Geoffrey Ax leads the aviation practice in the Americas region at global design firm Populous. With more than 20 years of aviation industry experience, Ax has led the small and large-scope design of terminals, operations, cargo facilities and more for the Metropolitan Washington Airports Authority, Los Angeles World Airports, and Jorge Chávez International Airport in Lima, Peru.
“With COVID-19 as a catalyst for innovation, airports have a once-in-a-generation opportunity for real change.”Geoffrey Ax, Aviation Practice Leader, Principal, Populous
Many airports are strapped for cash as a result of the pandemic. Is it possible to innovate on a budget?
Yes, of course it is. Innovation does not inherently equal high dollar investment. It can also be tailored for short-term or long-term installations, thus changing the evaluation of the total cost. Innovation should create revenue along with improved experiences.
COVID-19 has spurred the introduction of many hygiene-focused innovations, but which other areas should airports be focusing on? Why?
Airports should focus on ensuring that passengers feel comfortable. Keeping ourselves safe and healthy is the most basic of requirements while we travel; we should not have to sacrifice enjoyment during the process.
Dining and concession offerings are important to passengers, so airports should provide options for remote ordering and collection or delivery options, as well as flexible spaces to dine, for example. They should also focus on new holdrooms, outdoor spaces and lighting to overall better the passenger journey.
Populous has extensive experience in designing live event venues. How can airports use elements from these spaces to improve the airport experience?
The parallel between live events venues – including the events themselves – and airports are numerous when you look at the way they both draw people together for a common purpose. Live events venues have security protocols, journeys through spaces, and retail and dining options. They see thousands of people coming together from all backgrounds for just a few hours.

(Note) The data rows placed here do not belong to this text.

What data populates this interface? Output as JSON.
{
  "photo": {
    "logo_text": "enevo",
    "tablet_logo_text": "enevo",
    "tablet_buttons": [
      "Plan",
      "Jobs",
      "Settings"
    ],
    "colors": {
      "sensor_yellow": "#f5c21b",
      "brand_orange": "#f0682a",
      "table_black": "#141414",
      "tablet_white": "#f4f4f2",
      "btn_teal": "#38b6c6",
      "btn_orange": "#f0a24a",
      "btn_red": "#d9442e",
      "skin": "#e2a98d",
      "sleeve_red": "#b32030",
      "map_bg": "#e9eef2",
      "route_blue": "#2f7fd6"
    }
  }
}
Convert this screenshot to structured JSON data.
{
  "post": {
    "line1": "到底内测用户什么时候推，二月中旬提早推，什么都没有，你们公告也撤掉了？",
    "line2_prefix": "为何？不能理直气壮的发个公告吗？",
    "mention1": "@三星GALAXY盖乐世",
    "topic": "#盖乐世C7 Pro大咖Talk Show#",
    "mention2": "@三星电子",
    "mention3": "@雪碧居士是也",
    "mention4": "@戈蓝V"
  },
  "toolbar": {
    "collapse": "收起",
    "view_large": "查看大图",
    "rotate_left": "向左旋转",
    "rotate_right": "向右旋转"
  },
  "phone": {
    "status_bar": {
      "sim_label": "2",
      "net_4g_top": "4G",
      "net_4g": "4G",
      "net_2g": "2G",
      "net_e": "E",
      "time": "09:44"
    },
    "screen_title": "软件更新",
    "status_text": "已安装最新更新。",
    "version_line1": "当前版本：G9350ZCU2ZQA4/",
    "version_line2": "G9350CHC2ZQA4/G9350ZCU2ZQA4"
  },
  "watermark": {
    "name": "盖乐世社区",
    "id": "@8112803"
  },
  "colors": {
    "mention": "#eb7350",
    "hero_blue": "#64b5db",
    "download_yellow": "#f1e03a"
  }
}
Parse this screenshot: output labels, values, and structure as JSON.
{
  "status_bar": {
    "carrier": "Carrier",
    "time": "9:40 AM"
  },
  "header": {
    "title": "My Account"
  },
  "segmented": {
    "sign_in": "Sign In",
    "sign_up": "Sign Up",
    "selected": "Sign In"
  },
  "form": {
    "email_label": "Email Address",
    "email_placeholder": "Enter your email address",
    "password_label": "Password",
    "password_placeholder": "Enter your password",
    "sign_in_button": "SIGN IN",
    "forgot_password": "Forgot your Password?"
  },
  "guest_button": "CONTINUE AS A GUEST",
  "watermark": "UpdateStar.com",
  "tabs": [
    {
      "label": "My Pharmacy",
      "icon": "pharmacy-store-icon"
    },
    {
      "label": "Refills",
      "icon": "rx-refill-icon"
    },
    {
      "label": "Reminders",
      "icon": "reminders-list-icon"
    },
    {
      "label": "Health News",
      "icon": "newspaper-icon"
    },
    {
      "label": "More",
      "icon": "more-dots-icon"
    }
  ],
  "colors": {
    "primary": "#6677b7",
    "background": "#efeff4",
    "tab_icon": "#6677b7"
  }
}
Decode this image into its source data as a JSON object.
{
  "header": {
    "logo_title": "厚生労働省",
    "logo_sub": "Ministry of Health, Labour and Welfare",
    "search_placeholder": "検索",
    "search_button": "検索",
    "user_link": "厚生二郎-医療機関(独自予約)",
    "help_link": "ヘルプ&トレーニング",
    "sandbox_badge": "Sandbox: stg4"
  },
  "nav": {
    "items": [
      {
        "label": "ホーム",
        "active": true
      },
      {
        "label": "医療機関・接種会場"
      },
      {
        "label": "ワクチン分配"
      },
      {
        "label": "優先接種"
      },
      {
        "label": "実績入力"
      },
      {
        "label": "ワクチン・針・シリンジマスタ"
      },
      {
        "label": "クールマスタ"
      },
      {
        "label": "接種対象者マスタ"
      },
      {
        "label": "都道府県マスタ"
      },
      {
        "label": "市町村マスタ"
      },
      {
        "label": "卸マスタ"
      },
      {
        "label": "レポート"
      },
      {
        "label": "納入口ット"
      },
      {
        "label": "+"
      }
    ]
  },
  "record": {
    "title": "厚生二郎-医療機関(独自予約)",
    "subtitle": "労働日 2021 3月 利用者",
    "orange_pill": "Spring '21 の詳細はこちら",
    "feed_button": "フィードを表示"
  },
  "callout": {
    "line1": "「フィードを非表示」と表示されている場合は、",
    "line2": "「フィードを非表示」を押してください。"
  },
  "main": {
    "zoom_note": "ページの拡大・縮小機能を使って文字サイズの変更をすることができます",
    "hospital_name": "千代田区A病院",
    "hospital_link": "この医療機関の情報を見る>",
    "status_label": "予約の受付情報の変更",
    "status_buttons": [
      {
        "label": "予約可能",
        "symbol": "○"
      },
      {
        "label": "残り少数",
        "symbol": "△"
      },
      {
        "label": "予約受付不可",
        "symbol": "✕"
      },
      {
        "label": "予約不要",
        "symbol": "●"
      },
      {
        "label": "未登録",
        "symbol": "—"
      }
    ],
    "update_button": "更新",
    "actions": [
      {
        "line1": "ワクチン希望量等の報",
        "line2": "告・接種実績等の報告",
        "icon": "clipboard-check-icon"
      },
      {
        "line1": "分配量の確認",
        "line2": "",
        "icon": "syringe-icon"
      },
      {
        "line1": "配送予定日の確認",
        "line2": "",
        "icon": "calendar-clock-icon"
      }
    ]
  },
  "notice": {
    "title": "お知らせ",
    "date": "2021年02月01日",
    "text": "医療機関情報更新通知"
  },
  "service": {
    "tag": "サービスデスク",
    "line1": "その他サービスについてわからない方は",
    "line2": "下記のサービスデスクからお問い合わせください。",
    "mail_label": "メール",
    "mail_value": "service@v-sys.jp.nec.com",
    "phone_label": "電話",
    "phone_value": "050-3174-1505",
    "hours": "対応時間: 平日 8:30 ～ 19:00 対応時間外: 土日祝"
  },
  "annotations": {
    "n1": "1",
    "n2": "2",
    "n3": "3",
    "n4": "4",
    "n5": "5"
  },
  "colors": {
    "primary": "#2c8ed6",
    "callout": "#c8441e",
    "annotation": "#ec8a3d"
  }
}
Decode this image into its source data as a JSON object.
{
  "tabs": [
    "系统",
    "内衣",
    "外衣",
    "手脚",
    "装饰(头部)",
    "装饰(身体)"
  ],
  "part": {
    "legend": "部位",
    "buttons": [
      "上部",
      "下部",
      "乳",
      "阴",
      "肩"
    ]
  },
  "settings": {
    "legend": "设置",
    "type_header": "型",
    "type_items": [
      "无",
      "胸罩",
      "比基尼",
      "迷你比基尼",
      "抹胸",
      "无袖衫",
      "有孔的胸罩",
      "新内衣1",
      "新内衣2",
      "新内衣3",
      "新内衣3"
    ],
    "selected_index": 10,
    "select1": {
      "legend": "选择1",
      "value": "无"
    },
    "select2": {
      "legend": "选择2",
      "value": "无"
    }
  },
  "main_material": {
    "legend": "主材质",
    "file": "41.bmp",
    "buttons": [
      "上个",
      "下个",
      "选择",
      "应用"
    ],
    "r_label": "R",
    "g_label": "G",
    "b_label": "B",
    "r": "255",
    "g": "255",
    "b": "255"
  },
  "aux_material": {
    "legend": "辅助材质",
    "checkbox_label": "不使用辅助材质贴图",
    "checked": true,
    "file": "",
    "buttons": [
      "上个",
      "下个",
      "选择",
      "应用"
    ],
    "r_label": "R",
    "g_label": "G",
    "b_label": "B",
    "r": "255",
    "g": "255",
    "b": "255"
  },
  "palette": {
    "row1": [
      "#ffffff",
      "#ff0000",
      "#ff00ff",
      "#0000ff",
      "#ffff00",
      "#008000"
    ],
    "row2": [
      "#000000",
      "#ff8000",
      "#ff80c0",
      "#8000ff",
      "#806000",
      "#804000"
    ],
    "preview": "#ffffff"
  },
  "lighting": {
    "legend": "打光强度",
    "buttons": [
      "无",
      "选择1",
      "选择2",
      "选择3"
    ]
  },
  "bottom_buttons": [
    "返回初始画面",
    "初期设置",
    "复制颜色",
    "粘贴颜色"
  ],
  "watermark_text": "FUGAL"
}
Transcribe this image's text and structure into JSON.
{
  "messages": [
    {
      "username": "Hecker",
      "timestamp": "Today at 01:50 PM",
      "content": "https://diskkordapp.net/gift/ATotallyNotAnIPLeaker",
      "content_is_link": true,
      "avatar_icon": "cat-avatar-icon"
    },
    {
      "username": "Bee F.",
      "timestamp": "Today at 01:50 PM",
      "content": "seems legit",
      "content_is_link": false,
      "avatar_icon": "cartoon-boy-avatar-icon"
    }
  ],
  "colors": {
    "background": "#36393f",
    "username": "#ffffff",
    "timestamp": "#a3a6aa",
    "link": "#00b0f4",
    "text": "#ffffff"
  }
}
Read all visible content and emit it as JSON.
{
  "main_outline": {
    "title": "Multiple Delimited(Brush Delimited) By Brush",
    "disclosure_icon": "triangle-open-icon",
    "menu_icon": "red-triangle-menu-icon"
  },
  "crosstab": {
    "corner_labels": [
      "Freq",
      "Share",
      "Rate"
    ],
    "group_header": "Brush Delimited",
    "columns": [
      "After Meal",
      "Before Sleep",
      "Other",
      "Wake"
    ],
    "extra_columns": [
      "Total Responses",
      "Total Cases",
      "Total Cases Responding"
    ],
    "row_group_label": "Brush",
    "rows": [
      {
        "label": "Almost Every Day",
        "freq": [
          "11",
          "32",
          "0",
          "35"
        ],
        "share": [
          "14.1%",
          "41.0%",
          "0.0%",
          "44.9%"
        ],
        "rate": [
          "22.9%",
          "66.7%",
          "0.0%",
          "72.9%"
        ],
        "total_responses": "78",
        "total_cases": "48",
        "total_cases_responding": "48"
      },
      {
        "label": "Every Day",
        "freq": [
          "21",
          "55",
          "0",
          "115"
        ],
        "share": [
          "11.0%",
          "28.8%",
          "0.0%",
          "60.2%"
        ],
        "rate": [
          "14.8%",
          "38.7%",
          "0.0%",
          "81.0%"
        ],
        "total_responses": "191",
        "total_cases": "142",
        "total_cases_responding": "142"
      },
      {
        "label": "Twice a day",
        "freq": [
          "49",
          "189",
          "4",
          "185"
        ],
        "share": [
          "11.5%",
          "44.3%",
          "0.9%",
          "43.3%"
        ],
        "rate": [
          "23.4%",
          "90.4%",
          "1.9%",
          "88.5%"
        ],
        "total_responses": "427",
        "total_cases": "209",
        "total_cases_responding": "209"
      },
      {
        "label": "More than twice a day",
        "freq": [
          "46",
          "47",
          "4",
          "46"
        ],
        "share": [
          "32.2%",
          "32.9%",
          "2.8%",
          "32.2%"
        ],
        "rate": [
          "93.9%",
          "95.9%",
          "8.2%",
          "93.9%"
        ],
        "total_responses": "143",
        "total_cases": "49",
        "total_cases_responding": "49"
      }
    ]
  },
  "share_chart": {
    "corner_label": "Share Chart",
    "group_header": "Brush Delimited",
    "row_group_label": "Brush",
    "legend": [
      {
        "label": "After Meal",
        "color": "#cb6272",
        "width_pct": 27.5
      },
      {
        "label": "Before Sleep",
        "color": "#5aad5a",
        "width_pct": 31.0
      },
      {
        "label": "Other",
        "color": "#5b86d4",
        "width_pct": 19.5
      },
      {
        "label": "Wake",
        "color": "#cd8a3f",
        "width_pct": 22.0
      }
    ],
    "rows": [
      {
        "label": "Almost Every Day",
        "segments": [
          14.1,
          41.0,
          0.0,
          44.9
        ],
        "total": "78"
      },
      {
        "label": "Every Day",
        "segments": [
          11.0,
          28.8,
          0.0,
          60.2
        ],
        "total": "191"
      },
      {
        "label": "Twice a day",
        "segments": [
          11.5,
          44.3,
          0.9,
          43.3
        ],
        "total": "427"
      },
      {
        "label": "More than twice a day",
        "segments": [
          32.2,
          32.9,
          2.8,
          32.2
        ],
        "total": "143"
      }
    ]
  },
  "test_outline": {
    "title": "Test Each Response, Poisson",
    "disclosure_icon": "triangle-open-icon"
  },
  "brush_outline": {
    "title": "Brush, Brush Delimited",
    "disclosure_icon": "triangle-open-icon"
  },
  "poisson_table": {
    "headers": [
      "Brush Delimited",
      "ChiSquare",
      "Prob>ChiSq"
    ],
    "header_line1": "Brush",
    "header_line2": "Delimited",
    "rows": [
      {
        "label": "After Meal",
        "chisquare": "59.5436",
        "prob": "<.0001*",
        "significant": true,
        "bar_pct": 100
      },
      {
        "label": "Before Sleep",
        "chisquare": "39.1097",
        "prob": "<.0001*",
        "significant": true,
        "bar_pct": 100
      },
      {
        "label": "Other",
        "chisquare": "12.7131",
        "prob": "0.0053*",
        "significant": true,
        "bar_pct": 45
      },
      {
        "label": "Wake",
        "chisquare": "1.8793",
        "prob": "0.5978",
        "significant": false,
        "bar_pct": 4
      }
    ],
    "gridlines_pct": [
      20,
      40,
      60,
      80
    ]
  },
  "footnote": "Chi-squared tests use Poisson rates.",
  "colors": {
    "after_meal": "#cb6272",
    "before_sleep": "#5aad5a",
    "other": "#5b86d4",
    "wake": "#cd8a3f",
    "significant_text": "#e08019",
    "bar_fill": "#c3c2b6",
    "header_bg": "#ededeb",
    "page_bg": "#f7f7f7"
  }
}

Whether it’s a pool in the end zone of TIAA Bank Field, an on-site brewery at Canvas Stadium or a zipline at Major League Baseball stadium SunTrust Park, these unique experiences allow for guests to make authentic memories within a venue, and the same can be true for airports.
Where else could they gain inspiration from outside of the aviation industry? Can you give some examples?
Detached or off-site security for live events is certainly an achievable model for airports in the near future. In fact, our team at Populous is working on a concept called FLYPASS to make traveling more efficient and safe before, during and after global events. Passengers begin their journey at security access points distributed around the city. Screened and cleared passengers then take a socially distanced seat on a secure mode of transportation to the airport terminal. Meeting passengers where they are reduces airport congestion, streamlines travel and enhances passenger enjoyment.
Besides their safety, what do you think is most important for passengers while they’re using the airport?
From our survey of more than 2,000 passengers in North America, we know that passenger concerns about their safety encompass seating, transportation, security, shopping and dining. Put simply, passengers think about their entire journey when evaluating their safety. But they have a desire to enjoy their experience in addition to feeling safe. Delivering new and enjoyable experiences using outdoor spaces, immersive environments in public areas, and concessions and lounges that match what users want will surprise and delight them.